U.S. District Judge Richard Leon said Tuesday that the parties had waged “an epic battle” in a six-week trial but the media companies had prevailed in the antitrust suit, report Politico, the New York Times, the National Law Journal and the Washington Post. Leon said the Justice Department had failed to prove the deal would lead to higher costs for television and internet subscribers, or to fewer options for consumers.
Leon warned at the conclusion of his opinion issued Tuesday that it would be unjust for the government to seek a stay of the ruling pending an appeal because it would have the effect of preventing the merger before a June 21 “break-up date.” Failure to consummate the merger by that date would also require AT&T to pay a $500 million break-up fee.

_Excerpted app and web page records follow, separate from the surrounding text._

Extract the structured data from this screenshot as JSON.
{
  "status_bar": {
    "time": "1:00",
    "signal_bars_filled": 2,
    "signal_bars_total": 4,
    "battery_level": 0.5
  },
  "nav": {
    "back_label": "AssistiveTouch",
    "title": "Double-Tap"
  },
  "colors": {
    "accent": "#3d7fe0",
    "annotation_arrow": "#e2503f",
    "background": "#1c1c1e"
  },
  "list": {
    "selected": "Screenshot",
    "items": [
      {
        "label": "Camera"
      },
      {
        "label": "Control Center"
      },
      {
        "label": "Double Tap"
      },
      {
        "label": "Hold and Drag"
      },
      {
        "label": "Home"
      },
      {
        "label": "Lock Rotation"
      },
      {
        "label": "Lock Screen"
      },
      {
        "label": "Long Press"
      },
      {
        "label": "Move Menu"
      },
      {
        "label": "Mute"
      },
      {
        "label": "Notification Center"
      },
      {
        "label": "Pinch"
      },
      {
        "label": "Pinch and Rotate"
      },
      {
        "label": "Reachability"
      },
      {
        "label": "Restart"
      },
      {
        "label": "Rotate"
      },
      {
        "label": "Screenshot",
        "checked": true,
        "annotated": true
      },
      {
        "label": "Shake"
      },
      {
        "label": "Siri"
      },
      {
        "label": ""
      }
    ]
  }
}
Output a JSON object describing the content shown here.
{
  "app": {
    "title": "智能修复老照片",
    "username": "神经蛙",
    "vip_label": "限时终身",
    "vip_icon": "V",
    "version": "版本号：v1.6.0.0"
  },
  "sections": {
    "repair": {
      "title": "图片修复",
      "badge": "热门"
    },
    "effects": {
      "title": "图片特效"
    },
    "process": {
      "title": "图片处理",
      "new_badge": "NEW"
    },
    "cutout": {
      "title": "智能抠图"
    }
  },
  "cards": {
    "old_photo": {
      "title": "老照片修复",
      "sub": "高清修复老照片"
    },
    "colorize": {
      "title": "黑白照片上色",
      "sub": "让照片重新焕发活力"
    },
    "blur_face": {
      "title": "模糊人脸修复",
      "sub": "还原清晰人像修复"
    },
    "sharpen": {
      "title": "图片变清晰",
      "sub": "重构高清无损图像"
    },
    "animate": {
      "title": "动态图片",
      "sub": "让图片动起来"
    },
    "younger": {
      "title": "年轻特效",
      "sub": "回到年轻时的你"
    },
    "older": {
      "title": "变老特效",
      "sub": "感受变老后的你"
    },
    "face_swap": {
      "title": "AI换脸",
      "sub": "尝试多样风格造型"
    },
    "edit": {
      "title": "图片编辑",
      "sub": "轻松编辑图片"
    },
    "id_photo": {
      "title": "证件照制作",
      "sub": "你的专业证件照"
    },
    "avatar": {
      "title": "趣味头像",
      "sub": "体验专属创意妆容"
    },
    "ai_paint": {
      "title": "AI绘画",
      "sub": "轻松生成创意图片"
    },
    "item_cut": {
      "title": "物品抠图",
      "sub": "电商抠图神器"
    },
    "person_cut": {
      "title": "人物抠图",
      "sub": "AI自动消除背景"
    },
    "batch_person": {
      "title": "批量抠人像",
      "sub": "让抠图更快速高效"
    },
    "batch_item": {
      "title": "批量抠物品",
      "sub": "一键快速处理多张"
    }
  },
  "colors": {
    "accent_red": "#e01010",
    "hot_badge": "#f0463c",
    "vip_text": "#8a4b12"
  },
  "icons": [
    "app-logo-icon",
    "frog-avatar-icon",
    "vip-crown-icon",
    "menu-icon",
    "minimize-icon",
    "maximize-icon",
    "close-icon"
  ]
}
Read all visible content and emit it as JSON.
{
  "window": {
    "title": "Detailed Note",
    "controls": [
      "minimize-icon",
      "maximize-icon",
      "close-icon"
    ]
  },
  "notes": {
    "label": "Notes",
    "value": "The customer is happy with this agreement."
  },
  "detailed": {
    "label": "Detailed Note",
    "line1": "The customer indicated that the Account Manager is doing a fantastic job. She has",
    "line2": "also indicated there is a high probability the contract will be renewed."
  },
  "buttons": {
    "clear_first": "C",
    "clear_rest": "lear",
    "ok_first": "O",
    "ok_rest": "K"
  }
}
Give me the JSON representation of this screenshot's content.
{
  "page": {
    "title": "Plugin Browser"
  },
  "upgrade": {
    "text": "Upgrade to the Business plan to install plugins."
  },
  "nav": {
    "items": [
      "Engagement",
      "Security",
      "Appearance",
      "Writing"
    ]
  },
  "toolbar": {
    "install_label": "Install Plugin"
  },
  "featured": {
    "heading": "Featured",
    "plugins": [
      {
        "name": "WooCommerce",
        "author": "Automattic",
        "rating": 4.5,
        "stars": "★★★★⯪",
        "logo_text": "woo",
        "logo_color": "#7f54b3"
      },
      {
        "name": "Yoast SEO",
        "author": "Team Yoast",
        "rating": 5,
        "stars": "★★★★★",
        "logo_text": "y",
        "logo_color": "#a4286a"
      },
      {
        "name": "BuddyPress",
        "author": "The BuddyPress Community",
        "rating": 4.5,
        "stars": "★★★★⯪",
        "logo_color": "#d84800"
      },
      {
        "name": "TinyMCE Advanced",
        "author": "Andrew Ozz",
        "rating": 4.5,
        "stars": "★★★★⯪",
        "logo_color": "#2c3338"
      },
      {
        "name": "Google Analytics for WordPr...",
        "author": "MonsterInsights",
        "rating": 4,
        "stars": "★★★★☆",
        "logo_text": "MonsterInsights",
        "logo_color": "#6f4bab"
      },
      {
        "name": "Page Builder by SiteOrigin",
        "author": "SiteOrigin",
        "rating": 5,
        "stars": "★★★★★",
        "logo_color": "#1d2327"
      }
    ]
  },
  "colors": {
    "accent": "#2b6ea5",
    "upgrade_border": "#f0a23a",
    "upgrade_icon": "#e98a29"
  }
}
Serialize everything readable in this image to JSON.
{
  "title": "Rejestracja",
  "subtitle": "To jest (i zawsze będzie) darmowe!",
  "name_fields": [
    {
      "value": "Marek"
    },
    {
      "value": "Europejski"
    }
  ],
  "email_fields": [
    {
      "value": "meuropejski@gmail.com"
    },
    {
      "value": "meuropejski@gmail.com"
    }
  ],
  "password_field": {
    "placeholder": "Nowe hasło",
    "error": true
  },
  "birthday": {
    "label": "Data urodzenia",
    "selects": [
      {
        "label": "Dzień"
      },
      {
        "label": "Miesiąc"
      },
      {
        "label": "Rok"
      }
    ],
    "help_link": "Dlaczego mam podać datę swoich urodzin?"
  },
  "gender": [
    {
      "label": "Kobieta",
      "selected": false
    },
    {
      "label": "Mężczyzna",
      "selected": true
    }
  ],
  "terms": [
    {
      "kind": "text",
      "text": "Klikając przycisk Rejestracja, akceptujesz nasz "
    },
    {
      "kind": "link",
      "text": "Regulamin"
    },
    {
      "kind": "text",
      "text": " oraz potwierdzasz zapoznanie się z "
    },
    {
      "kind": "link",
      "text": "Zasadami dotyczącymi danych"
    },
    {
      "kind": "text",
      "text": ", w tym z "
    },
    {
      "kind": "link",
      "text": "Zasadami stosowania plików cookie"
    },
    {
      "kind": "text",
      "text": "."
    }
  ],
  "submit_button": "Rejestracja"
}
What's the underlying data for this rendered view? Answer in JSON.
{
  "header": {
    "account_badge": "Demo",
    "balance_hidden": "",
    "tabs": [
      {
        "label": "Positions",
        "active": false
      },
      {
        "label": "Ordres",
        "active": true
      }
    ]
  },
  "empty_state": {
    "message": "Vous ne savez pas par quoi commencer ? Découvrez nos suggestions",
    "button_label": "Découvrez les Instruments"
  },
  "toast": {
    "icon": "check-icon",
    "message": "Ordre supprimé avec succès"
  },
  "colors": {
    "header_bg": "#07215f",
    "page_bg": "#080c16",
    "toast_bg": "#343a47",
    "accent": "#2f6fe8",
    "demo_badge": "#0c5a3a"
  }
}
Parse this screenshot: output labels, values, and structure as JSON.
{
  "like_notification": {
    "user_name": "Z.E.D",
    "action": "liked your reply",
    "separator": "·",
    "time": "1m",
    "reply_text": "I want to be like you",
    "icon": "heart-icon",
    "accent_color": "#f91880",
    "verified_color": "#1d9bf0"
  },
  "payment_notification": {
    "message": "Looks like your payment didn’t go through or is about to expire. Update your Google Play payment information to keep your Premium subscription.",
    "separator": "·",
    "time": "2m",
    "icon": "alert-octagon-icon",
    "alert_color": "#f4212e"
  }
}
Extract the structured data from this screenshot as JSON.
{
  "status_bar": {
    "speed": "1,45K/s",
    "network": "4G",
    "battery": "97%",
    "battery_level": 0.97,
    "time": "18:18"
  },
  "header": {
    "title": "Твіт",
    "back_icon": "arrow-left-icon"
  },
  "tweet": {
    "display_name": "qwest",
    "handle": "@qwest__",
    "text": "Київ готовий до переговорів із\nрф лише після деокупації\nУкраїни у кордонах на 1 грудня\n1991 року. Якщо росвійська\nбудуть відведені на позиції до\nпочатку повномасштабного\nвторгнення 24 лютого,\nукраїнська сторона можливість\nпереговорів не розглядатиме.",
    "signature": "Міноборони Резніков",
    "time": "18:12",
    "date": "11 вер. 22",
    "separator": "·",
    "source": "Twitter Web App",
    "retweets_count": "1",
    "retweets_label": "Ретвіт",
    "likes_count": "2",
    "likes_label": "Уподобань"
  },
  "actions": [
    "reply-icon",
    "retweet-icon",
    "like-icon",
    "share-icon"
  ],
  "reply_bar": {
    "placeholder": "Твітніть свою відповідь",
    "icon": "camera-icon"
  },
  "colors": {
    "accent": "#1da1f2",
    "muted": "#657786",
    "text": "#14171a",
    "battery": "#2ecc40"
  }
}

“In this court’s judgment, a stay pending appeal would be a manifestly unjust outcome in this case,” he wrote. “I hope and trust that the government will have the good judgment, wisdom and courage to avoid such a manifest injustice.”
The Justice Department’s antitrust suit had pointed out that AT&T’s DirecTV is the nation’s largest distributor of traditional subscription television, and Time Warner owns many top networks, including TNT, TBS, CNN, and HBO. The Justice Department’s antitrust chief, Makan Delrahim, had suggested before filing suit that the companies sell their stake in either DirecTV or Turner Broadcasting, but the companies didn’t agree.
Both companies are in related industries—one is a telecom and the other is a media company—and they don’t produce competing products. Such deals usually win approval from federal regulators, according to the New York Times.
Its coverage says the decision “is expected to unleash a wave of takeovers in corporate America.”